_Exercise goal_: For the entries that appear below, write out the exact text and omit the pictures.

[Items from an interface collection]
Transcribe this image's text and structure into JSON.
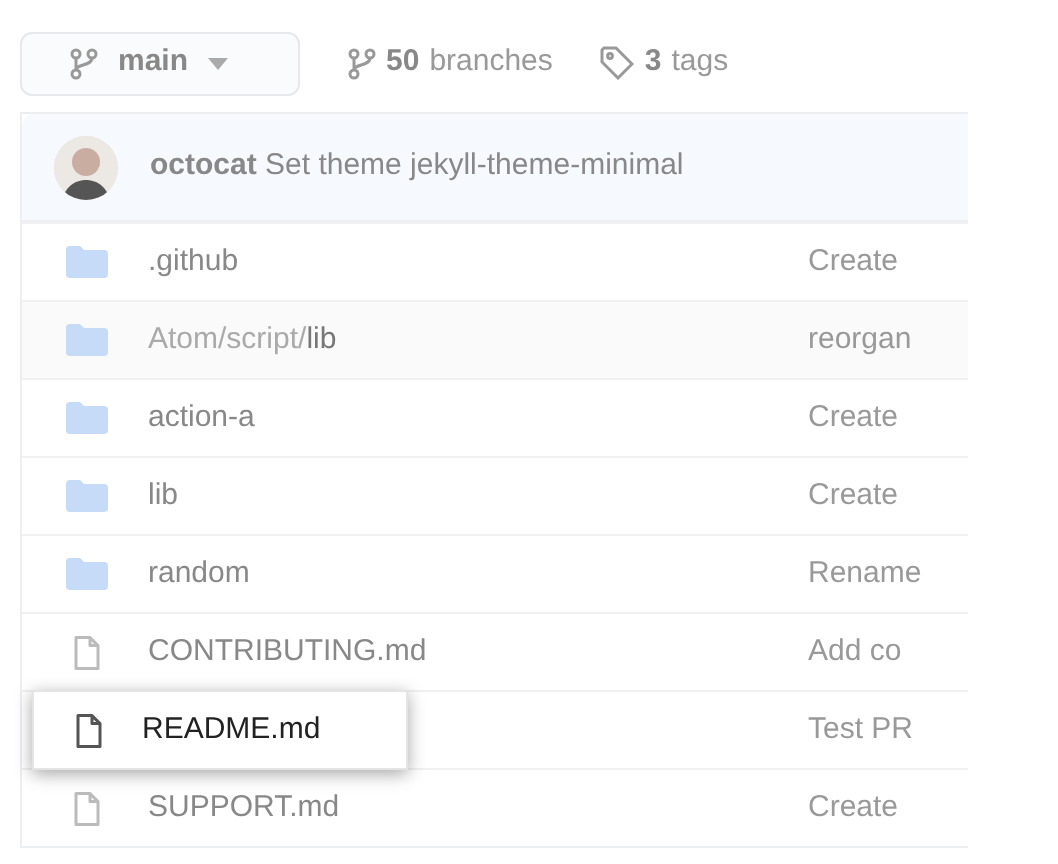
{
  "branch_selector": {
    "label": "main"
  },
  "branches": {
    "count": "50",
    "label": "branches"
  },
  "tags": {
    "count": "3",
    "label": "tags"
  },
  "latest_commit": {
    "author": "octocat",
    "message": "Set theme jekyll-theme-minimal"
  },
  "files": [
    {
      "kind": "folder",
      "name": ".github",
      "commit_message": "Create",
      "hovered": false,
      "highlighted": false
    },
    {
      "kind": "folder",
      "path_prefix": "Atom/script/",
      "name": "lib",
      "commit_message": "reorgan",
      "hovered": true,
      "highlighted": false
    },
    {
      "kind": "folder",
      "name": "action-a",
      "commit_message": "Create",
      "hovered": false,
      "highlighted": false
    },
    {
      "kind": "folder",
      "name": "lib",
      "commit_message": "Create",
      "hovered": false,
      "highlighted": false
    },
    {
      "kind": "folder",
      "name": "random",
      "commit_message": "Rename",
      "hovered": false,
      "highlighted": false
    },
    {
      "kind": "file",
      "name": "CONTRIBUTING.md",
      "commit_message": "Add co",
      "hovered": false,
      "highlighted": false
    },
    {
      "kind": "file",
      "name": "README.md",
      "commit_message": "Test PR",
      "hovered": false,
      "highlighted": true
    },
    {
      "kind": "file",
      "name": "SUPPORT.md",
      "commit_message": "Create",
      "hovered": false,
      "highlighted": false
    }
  ]
}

_Exercise result_:
Transcribe this image's text and structure into JSON.
{
  "branch_selector": {
    "label": "main"
  },
  "branches": {
    "count": "50",
    "label": "branches"
  },
  "tags": {
    "count": "3",
    "label": "tags"
  },
  "latest_commit": {
    "author": "octocat",
    "message": "Set theme jekyll-theme-minimal"
  },
  "files": [
    {
      "kind": "folder",
      "name": ".github",
      "commit_message": "Create",
      "hovered": false,
      "highlighted": false
    },
    {
      "kind": "folder",
      "path_prefix": "Atom/script/",
      "name": "lib",
      "commit_message": "reorgan",
      "hovered": true,
      "highlighted": false
    },
    {
      "kind": "folder",
      "name": "action-a",
      "commit_message": "Create",
      "hovered": false,
      "highlighted": false
    },
    {
      "kind": "folder",
      "name": "lib",
      "commit_message": "Create",
      "hovered": false,
      "highlighted": false
    },
    {
      "kind": "folder",
      "name": "random",
      "commit_message": "Rename",
      "hovered": false,
      "highlighted": false
    },
    {
      "kind": "file",
      "name": "CONTRIBUTING.md",
      "commit_message": "Add co",
      "hovered": false,
      "highlighted": false
    },
    {
      "kind": "file",
      "name": "README.md",
      "commit_message": "Test PR",
      "hovered": false,
      "highlighted": true
    },
    {
      "kind": "file",
      "name": "SUPPORT.md",
      "commit_message": "Create",
      "hovered": false,
      "highlighted": false
    }
  ]
}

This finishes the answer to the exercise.